**WHAT THIS TASK INVOLVES**
Extract every line below, verbatim.

**RECORDS SUPPLIED**
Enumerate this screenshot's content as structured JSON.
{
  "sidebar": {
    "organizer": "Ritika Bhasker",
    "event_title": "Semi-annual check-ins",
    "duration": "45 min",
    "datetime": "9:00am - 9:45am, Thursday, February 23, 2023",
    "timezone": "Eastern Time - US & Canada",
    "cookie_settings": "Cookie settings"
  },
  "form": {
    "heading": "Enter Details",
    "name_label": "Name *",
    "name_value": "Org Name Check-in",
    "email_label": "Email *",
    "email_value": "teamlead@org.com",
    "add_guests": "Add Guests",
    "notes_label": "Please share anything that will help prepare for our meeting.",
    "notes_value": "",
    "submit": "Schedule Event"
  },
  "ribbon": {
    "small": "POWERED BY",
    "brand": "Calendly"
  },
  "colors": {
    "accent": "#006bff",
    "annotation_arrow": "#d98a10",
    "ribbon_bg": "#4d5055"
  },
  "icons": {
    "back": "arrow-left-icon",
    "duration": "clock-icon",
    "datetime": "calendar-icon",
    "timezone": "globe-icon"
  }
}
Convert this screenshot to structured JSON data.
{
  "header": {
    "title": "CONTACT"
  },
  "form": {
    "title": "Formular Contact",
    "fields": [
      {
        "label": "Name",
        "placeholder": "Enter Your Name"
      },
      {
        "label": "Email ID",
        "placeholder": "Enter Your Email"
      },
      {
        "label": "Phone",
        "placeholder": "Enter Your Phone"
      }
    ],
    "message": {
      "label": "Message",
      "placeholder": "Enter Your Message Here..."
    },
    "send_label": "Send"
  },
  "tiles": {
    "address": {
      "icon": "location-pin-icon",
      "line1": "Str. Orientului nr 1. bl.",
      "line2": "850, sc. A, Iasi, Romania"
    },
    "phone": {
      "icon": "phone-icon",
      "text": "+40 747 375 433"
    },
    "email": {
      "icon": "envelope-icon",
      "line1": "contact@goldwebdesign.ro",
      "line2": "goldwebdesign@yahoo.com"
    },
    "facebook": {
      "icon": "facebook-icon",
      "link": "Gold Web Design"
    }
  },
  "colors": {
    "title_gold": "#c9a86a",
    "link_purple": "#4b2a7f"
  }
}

**SOLUTION FOR THIS EXERCISE**
Enumerate this screenshot's content as structured JSON.
{
  "sidebar": {
    "organizer": "Ritika Bhasker",
    "event_title": "Semi-annual check-ins",
    "duration": "45 min",
    "datetime": "9:00am - 9:45am, Thursday, February 23, 2023",
    "timezone": "Eastern Time - US & Canada",
    "cookie_settings": "Cookie settings"
  },
  "form": {
    "heading": "Enter Details",
    "name_label": "Name *",
    "name_value": "Org Name Check-in",
    "email_label": "Email *",
    "email_value": "teamlead@org.com",
    "add_guests": "Add Guests",
    "notes_label": "Please share anything that will help prepare for our meeting.",
    "notes_value": "",
    "submit": "Schedule Event"
  },
  "ribbon": {
    "small": "POWERED BY",
    "brand": "Calendly"
  },
  "colors": {
    "accent": "#006bff",
    "annotation_arrow": "#d98a10",
    "ribbon_bg": "#4d5055"
  },
  "icons": {
    "back": "arrow-left-icon",
    "duration": "clock-icon",
    "datetime": "calendar-icon",
    "timezone": "globe-icon"
  }
}
Convert this screenshot to structured JSON data.
{
  "header": {
    "title": "CONTACT"
  },
  "form": {
    "title": "Formular Contact",
    "fields": [
      {
        "label": "Name",
        "placeholder": "Enter Your Name"
      },
      {
        "label": "Email ID",
        "placeholder": "Enter Your Email"
      },
      {
        "label": "Phone",
        "placeholder": "Enter Your Phone"
      }
    ],
    "message": {
      "label": "Message",
      "placeholder": "Enter Your Message Here..."
    },
    "send_label": "Send"
  },
  "tiles": {
    "address": {
      "icon": "location-pin-icon",
      "line1": "Str. Orientului nr 1. bl.",
      "line2": "850, sc. A, Iasi, Romania"
    },
    "phone": {
      "icon": "phone-icon",
      "text": "+40 747 375 433"
    },
    "email": {
      "icon": "envelope-icon",
      "line1": "contact@goldwebdesign.ro",
      "line2": "goldwebdesign@yahoo.com"
    },
    "facebook": {
      "icon": "facebook-icon",
      "link": "Gold Web Design"
    }
  },
  "colors": {
    "title_gold": "#c9a86a",
    "link_purple": "#4b2a7f"
  }
}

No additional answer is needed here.